Multispecies Lounge was created by Associate Professor Nerea Feliz and Joyce Hwang, of the University at Buffalo, through their artistic practice Double Happiness. The temporary piece was part of an exhibition by The Bentway offering a series of installations, performances, conversations, and events that considered how urban nature and the built environment can co-exist in new ways to improve public spaces in the city. This article originally appeared in the 2023-2024 edition of Platform, “Civics and Placemaking."
When we think of civics and placemaking, we tend to think of cities as human-territory and citizens as people. But the reality is that, despite the hostility of our urban spaces toward non-human species, cities are home to a multiplicity of life forms.Multispecies Lounge, a project commissioned by Toronto’s The Bentway, aims to make visible under-acknowledged non-human populations, which are active participants of urban life in Toronto, by attracting them and bringing attention to their presence. The project presents a constructed environment for cohabitation, with a collection of multispecies urban furnishings integrating bird houses, insect habitats, hibernacula for smaller terrestrial animals, and seating for humans.
The installation helps to raise awareness about the urban wildlife that traverse and reside within the built environment in and around Canoe Landing Park in Toronto. Habitat conditions in the project cater to familiar species of popular appeal, such as American robins, barn swallows, and other charismatic songbirds, while equally providing refuge for less-recognized urban fauna such as solitary bees and Dekay’s brownsnake. The project also facilitates information about a selection of local urban wildlife. Visitors can access an acoustic component of the project, the “Lounge Voices,” on any device using QR codes (also available at thebentway.ca/event/multispecies-lounge). “Lounge Voices” consists of a series of first-person narratives about these species’ epic stories of survival and adaptation to the city.

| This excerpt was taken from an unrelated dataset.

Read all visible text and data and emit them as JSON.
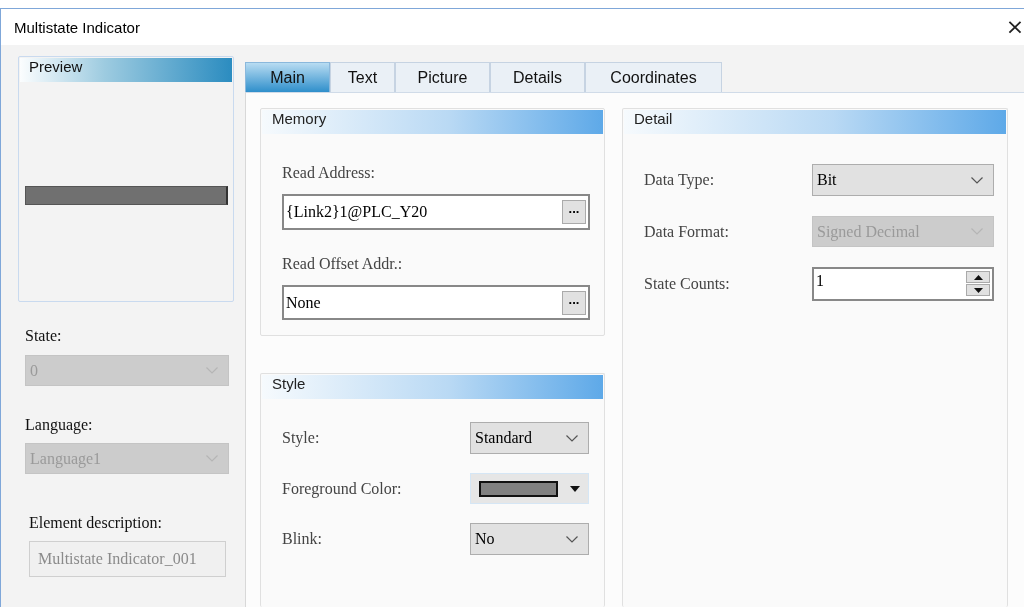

Using renewable resources such as red cedar, as well as recycled materials like discarded construction waste, the project’s material ecology advocates for circular economies in design and construction. A series of gabions filled with concrete debris from an adjacent demolition site provides both an above-ground foundation and habitats for local insects and reptiles. Ten eight-foot-tall towers hold a range of bird house types (box, shelve, and cup form) to accommodate different nesting necessities. Lower cedar towers incorporate seven insect hotels. We anticipate that the bird houses and insect habitats, which are installed independently from the outdoor lounge’s thirty-two seats for people, will be donated for educational purposes to schools in the surrounding neighborhood.
Multispecies Lounge offers both daytime and nighttime viewing experiences, offering glimpses into the urban experience of nonhuman citizens. The installation features UV reflective graphics as a nod toward insects’ and birds’ ability to see beyond the light spectrum visible to humans. The surfaces of the habitats are decorated with a series of patterns that change appearance under UV light, much like natural patterns present in nature that are invisible to the human eye. At night visitors have the opportunity to experience the installation visually through black light, further amplifying visual perception through a more-than-human lens.
By creating a leisure space for interspecies encounters, Multispecies Lounge seeks to cultivate environmental awareness and a sense of intimacy between us and other life forms that inhabit the city, fostering respect, curiosity, and even admiration toward their formidable resilience.